Beyond Open Access: A framework for openness in scholarly communication
In spite of broad support across disciplines, only a small percentage of scientific and scholarly publications are available through open access. At the same time, increased openness among informal modes of scholarly communication is challenging normative conceptions of open science. The juxtaposition of widespread adherence to traditional publishing models, which are typically not open access, and increased openness among informal modes of scholarly communication raises some interesting questions about emerging new configurations of open science.

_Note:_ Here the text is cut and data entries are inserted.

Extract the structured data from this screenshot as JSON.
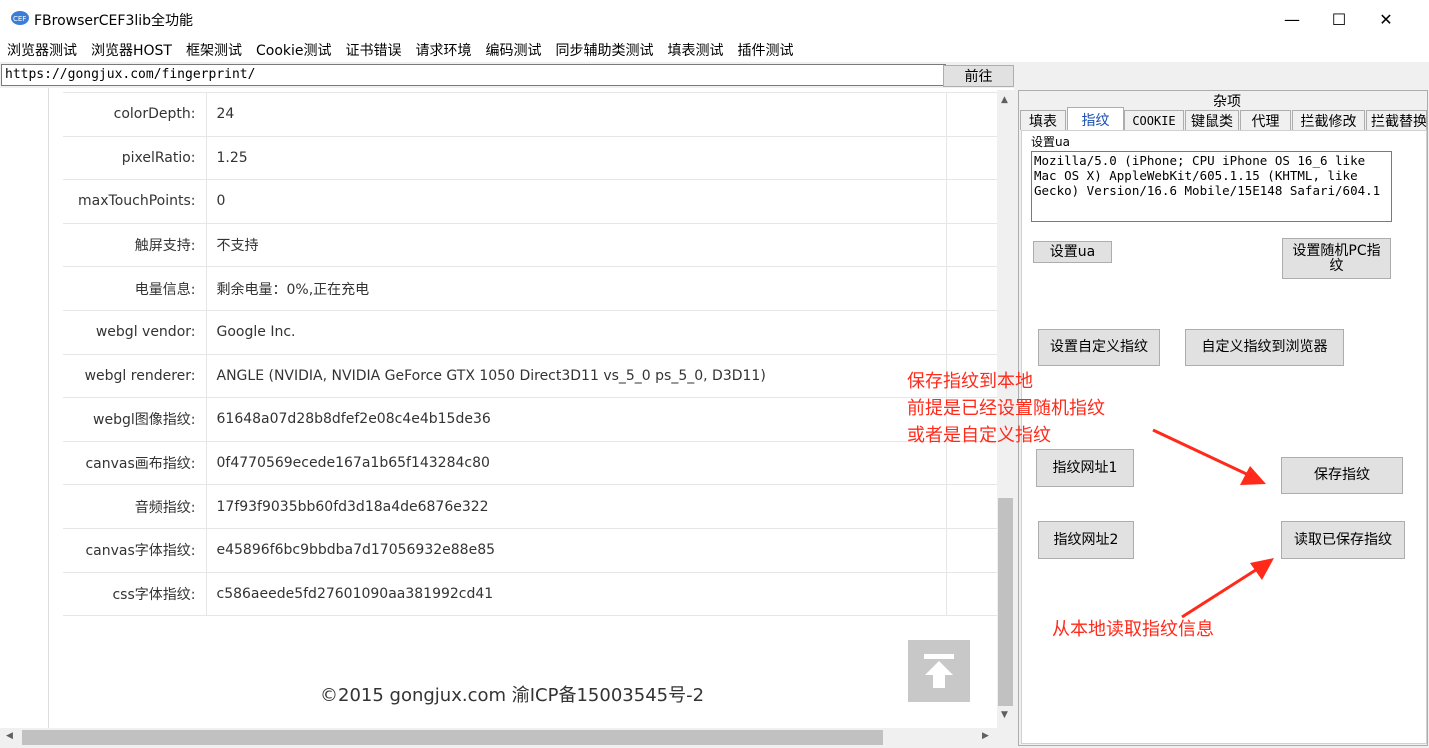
{
  "window": {
    "title": "FBrowserCEF3lib全功能",
    "icon_label": "CEF",
    "controls": {
      "minimize": "—",
      "maximize": "☐",
      "close": "✕"
    }
  },
  "menu": [
    "浏览器测试",
    "浏览器HOST",
    "框架测试",
    "Cookie测试",
    "证书错误",
    "请求环境",
    "编码测试",
    "同步辅助类测试",
    "填表测试",
    "插件测试"
  ],
  "address_bar": {
    "url": "https://gongjux.com/fingerprint/",
    "go_label": "前往"
  },
  "fingerprint_table": [
    {
      "label": "colorDepth:",
      "value": "24"
    },
    {
      "label": "pixelRatio:",
      "value": "1.25"
    },
    {
      "label": "maxTouchPoints:",
      "value": "0"
    },
    {
      "label": "触屏支持:",
      "value": "不支持"
    },
    {
      "label": "电量信息:",
      "value": "剩余电量：0%,正在充电"
    },
    {
      "label": "webgl vendor:",
      "value": "Google Inc."
    },
    {
      "label": "webgl renderer:",
      "value": "ANGLE (NVIDIA, NVIDIA GeForce GTX 1050 Direct3D11 vs_5_0 ps_5_0, D3D11)"
    },
    {
      "label": "webgl图像指纹:",
      "value": "61648a07d28b8dfef2e08c4e4b15de36"
    },
    {
      "label": "canvas画布指纹:",
      "value": "0f4770569ecede167a1b65f143284c80"
    },
    {
      "label": "音频指纹:",
      "value": "17f93f9035bb60fd3d18a4de6876e322"
    },
    {
      "label": "canvas字体指纹:",
      "value": "e45896f6bc9bbdba7d17056932e88e85"
    },
    {
      "label": "css字体指纹:",
      "value": "c586aeede5fd27601090aa381992cd41"
    }
  ],
  "footer": "©2015 gongjux.com 渝ICP备15003545号-2",
  "panel": {
    "title": "杂项",
    "tabs": [
      "填表",
      "指纹",
      "COOKIE",
      "键鼠类",
      "代理",
      "拦截修改",
      "拦截替换"
    ],
    "active_tab": "指纹",
    "ua_label": "设置ua",
    "ua_value": "Mozilla/5.0 (iPhone; CPU iPhone OS 16_6 like Mac OS X) AppleWebKit/605.1.15 (KHTML, like Gecko) Version/16.6 Mobile/15E148 Safari/604.1",
    "buttons": {
      "set_ua": "设置ua",
      "set_random_pc": "设置随机PC指纹",
      "set_custom": "设置自定义指纹",
      "custom_to_browser": "自定义指纹到浏览器",
      "fp_url1": "指纹网址1",
      "save_fp": "保存指纹",
      "fp_url2": "指纹网址2",
      "read_saved": "读取已保存指纹"
    }
  },
  "annotations": {
    "save_note": [
      "保存指纹到本地",
      "前提是已经设置随机指纹",
      "或者是自定义指纹"
    ],
    "read_note": "从本地读取指纹信息",
    "color": "#ff2a1a"
  }
}
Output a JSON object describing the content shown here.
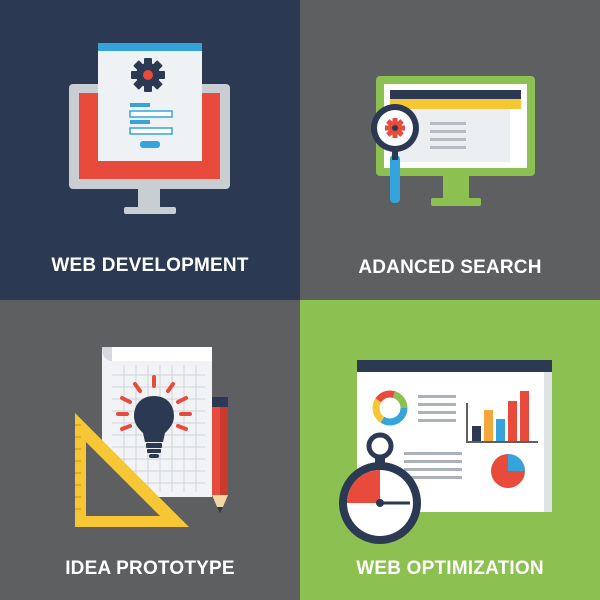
{
  "colors": {
    "navy": "#2b3a52",
    "gray": "#5d5f61",
    "green": "#8cc151",
    "red": "#e84b3c",
    "blue": "#35a3dc",
    "orange": "#f3a73c",
    "yellow": "#f7c634",
    "white": "#ffffff"
  },
  "tiles": [
    {
      "caption": "WEB DEVELOPMENT",
      "background": "#2b3a52",
      "icon": "monitor-gear-icon"
    },
    {
      "caption": "ADANCED SEARCH",
      "background": "#5d5f61",
      "icon": "monitor-magnifier-icon"
    },
    {
      "caption": "IDEA PROTOTYPE",
      "background": "#5d5f61",
      "icon": "lightbulb-blueprint-icon"
    },
    {
      "caption": "WEB OPTIMIZATION",
      "background": "#8cc151",
      "icon": "stopwatch-dashboard-icon"
    }
  ]
}
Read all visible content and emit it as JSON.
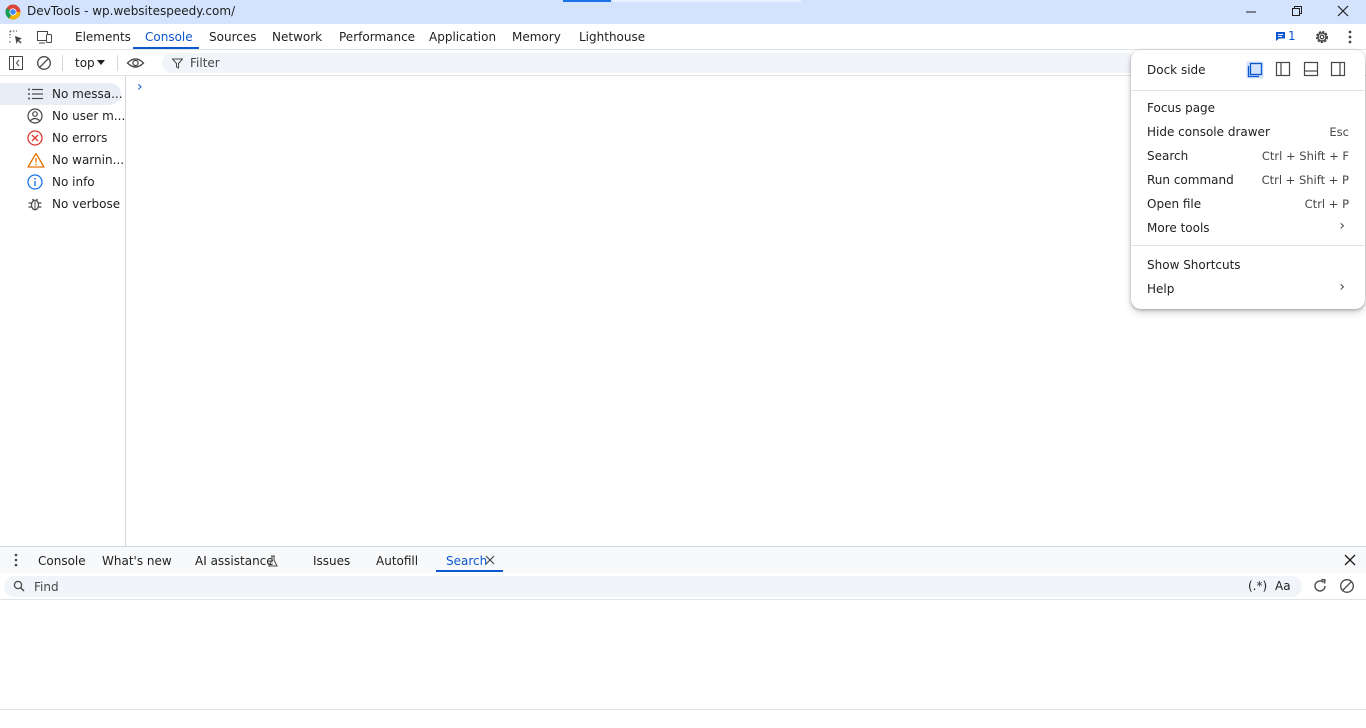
{
  "window": {
    "title": "DevTools - wp.websitespeedy.com/"
  },
  "tabs": [
    {
      "label": "Elements"
    },
    {
      "label": "Console"
    },
    {
      "label": "Sources"
    },
    {
      "label": "Network"
    },
    {
      "label": "Performance"
    },
    {
      "label": "Application"
    },
    {
      "label": "Memory"
    },
    {
      "label": "Lighthouse"
    }
  ],
  "issues_count": "1",
  "console_toolbar": {
    "context": "top",
    "filter_placeholder": "Filter"
  },
  "sidebar": {
    "items": [
      {
        "label": "No messa...",
        "icon": "list-icon"
      },
      {
        "label": "No user m...",
        "icon": "user-icon"
      },
      {
        "label": "No errors",
        "icon": "error-icon"
      },
      {
        "label": "No warnin...",
        "icon": "warning-icon"
      },
      {
        "label": "No info",
        "icon": "info-icon"
      },
      {
        "label": "No verbose",
        "icon": "bug-icon"
      }
    ]
  },
  "prompt_symbol": "›",
  "drawer": {
    "tabs": [
      {
        "label": "Console"
      },
      {
        "label": "What's new"
      },
      {
        "label": "AI assistance"
      },
      {
        "label": "Issues"
      },
      {
        "label": "Autofill"
      },
      {
        "label": "Search"
      }
    ],
    "find_placeholder": "Find",
    "regex_label": "(.*)",
    "case_label": "Aa"
  },
  "menu": {
    "dock_side_label": "Dock side",
    "items": [
      {
        "label": "Focus page",
        "shortcut": ""
      },
      {
        "label": "Hide console drawer",
        "shortcut": "Esc"
      },
      {
        "label": "Search",
        "shortcut": "Ctrl + Shift + F"
      },
      {
        "label": "Run command",
        "shortcut": "Ctrl + Shift + P"
      },
      {
        "label": "Open file",
        "shortcut": "Ctrl + P"
      },
      {
        "label": "More tools",
        "shortcut": "›"
      },
      {
        "label": "Show Shortcuts",
        "shortcut": ""
      },
      {
        "label": "Help",
        "shortcut": "›"
      }
    ]
  },
  "colors": {
    "accent": "#0b57d0",
    "titlebar": "#d3e3fd",
    "error": "#dc362e",
    "warning": "#e37400",
    "info": "#1a73e8"
  }
}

On one hand, academic publishing, also known as formal scholarly communication, is slow to change in the face of vast potentials for using digital media to increase openness. Publication of research output is a fundamental component in scientific progress. New knowledge builds on existing knowledge and publication of new knowledge creates possibilities for future knowledge. Publishing also plays a crucial role in the careers of individual researchers. Open Access has been shown to increase the dissemination of new knowledge, however full adoption seems to be stalled. On the other hand, there are presently a wide variety of openness initiatives within the realm of informal scholarly communication. Such projects include, for example, enhanced publications, draft-manuscript repositories, linked-data repositories, open lab notebooks, academic blogs, and implementation of structured content ontologies. These projects are demonstrating new possibilities of openness related to increased transparency and improved content interoperability. This is possible in part because the realm of informal scholarly communication is typically not included in the formal metrics of scientific impact and individual career advancement. Informality can facilitate innovation and experimentation, but it also complicates systematic analysis of whether, and in what ways, these new configurations of openness contribute to open science.
Openness has evolved differently in formal and informal communication contexts. In the existing research on scholarly communication, the formal component is typically privileged over the informal. This means we know considerably less about informal scholarly communication, which has become an interesting context for emerging forms of open science. To address this, I propose an analytical framework that foregrounds the relationship between human agency and social structures with regard to technological systems. As such, analytical focus is aimed at individual acts of openness framed as the result of interaction between human agency, social structure in the form of situated practices, and material structure in the form of digital media.